Since the horrific events of October 7th, many NIF partners have mobilized to help the residents of Israel’s south. The Tzedek Centers is one of the groups providing essential humanitarian services — and thanks to the generosity of NIFC donors, NIFC was able to issue emergency funding to the Tzedek Centers to do this important work.

Tzedek Centers is an outgrowth of the Hashomer Hatzair youth movement that has 6,000 local activists based in 8 current centers across Israel and especially in the south – and it operates in partnership with Ajyal, a peer Palestinian youth movement in Israel with over 5,000 members and 35 chapters. Right now, this impressive volunteer network is providing necessary aid for communities evacuated to Eilat and elsewhere, as well as communities still under rocket fire in Ashkelon and Be’er Sheva.

As Bar Kolodny, Partnership Director for the Tzedek Centres said this week: “Your support is incredibly moving, and provides us with a lot of light and hope in these difficult times.” That’s why we want to relay a few examples of what Bar and her team have been up to, working to respond to this massive need during this urgent period over the past two weeks. 

This picture shows how the Tzedek Centers were able to develop a placement center that is operated by 200+ volunteers and managed out of their headquarters in Binyamina. They alone have already been contacted by nearly 7,000 families needing or offering accommodation. Thanks to their tireless efforts, over 1,500 families have already been placed with hosts and they’re continuing to work on this urgent matter.

In addition to this, the Tzedek Centers have established a pilot program that works with the families who have already been evacuated from the south to provide welfare, legal advice, support filling out forms, volunteering and housing. The goal is to make existing information available to those that need it through 20 volunteers who are conducting a pilot program supporting the first 200 families who were evacuated in the region.

Finally, a total of approximately 4,000 evacuees are now receiving educational and therapeutic support in the communities of the evacuees, at the various sites operated by 200 volunteers and the movement’s educators. In the southern cities of Ashkelon, Ashdod, and Beer Sheva, 300 of the movement’s educators operate educational activities in shelters to help the communities of 3,000 residents in these cities.

Earlier this month, the Rehovot Nachshonim House Coordinator Gabi shared her reflections:

There are sirens, not a lot compared to other places, but there is a lot of fear. Many of the kids are afraid to come to activities and don’t leave their homes; they constantly watch the news on their phones. This week was the first time there was also a rocket hit. On the first day we brought them to the shelter, we prepared activities, but in the end, we didn’t get to them because they were just so happy to meet, to be together outside the house, and to tell each other about what had happened. Some of the time, they forget about it and just dance on TikTok. We suggest that they ask us questions they have so they can get information from us. We also meet the younger brothers and sisters, and the parents. They keep asking if it will be open tomorrow too, and that’s really significant.

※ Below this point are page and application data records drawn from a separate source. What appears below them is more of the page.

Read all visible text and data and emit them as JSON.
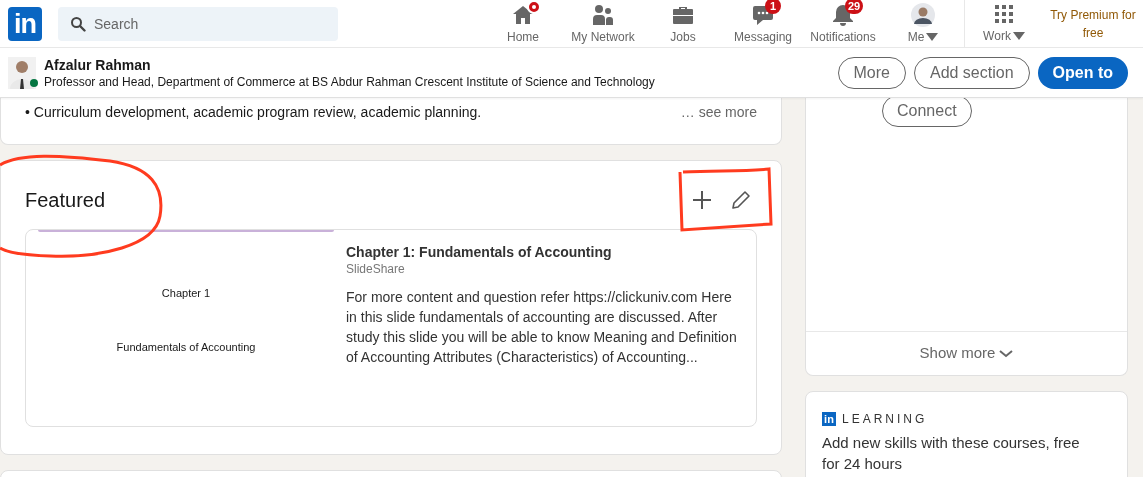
{
  "logo": "in",
  "search": {
    "placeholder": "Search"
  },
  "nav": [
    {
      "kind": "home",
      "label": "Home",
      "dot": true,
      "selected": false
    },
    {
      "kind": "network",
      "label": "My Network",
      "selected": false
    },
    {
      "kind": "jobs",
      "label": "Jobs",
      "selected": false
    },
    {
      "kind": "messaging",
      "label": "Messaging",
      "badge": "1",
      "selected": false
    },
    {
      "kind": "notifications",
      "label": "Notifications",
      "badge": "29",
      "selected": false
    },
    {
      "kind": "me",
      "label": "Me",
      "selected": false
    }
  ],
  "work": {
    "label": "Work"
  },
  "premium": "Try Premium for free",
  "profile_bar": {
    "name": "Afzalur Rahman",
    "online": true,
    "headline": "Professor and Head, Department of Commerce at BS Abdur Rahman Crescent Institute of Science and Technology",
    "buttons": [
      {
        "label": "More",
        "kind": "outline"
      },
      {
        "label": "Add section",
        "kind": "outline"
      },
      {
        "label": "Open to",
        "kind": "primary"
      }
    ]
  },
  "about": {
    "lines": [
      "• Curriculum development, academic program review, academic planning."
    ],
    "see_more": "… see more"
  },
  "featured": {
    "title": "Featured",
    "item": {
      "slide": {
        "title": "Chapter 1",
        "subtitle": "Fundamentals of Accounting"
      },
      "title": "Chapter 1: Fundamentals of Accounting",
      "source": "SlideShare",
      "description": "For more content and question refer https://clickuniv.com Here in this slide fundamentals of accounting are discussed. After study this slide you will be able to know Meaning and Definition of Accounting Attributes (Characteristics) of Accounting..."
    }
  },
  "sidebar": {
    "connect": "Connect",
    "show_more": "Show more",
    "learning": {
      "logo": "in",
      "label": "LEARNING",
      "text": "Add new skills with these courses, free for 24 hours"
    }
  }
}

We do the activities in a shelter that is 30 metres from the Nachshonim house. When there is a siren, many people come, and some families just sleep in the shelter. The time between sirens is just us with the kids and the teenagers. We spend time with them, calming them down. Two of the permanent staff members at the Nachshonim house were drafted into the military, so we reinforced Nachshonim’s team with Hashomer Hatzair (youth movement) staff. We make sure to accompany the girls from home to the activities and return them at the end of the day. This allows us to reach their homes, even those we didn’t know before. It’s something small that excited me a lot, to see where they live, to meet their extended family.

In most houses in the Kiryat Moshe neighbourhood, there are no shelters or safe rooms, so the parents are much calmer knowing their daughters are safe with us. These are large families, sometimes with 8 children, and when they’re all closed in the house, it’s hard. There’s a concern that if they have to get to the shelter with all the children by themselves, they won’t make it. We received a lot of positive feedback from the parents; they really appreciate that we take care of them and the little children as well.

This is just one example of some of the amazing work being done by NIF partners in Israel right now — work which we at NIFC are extremely proud to support.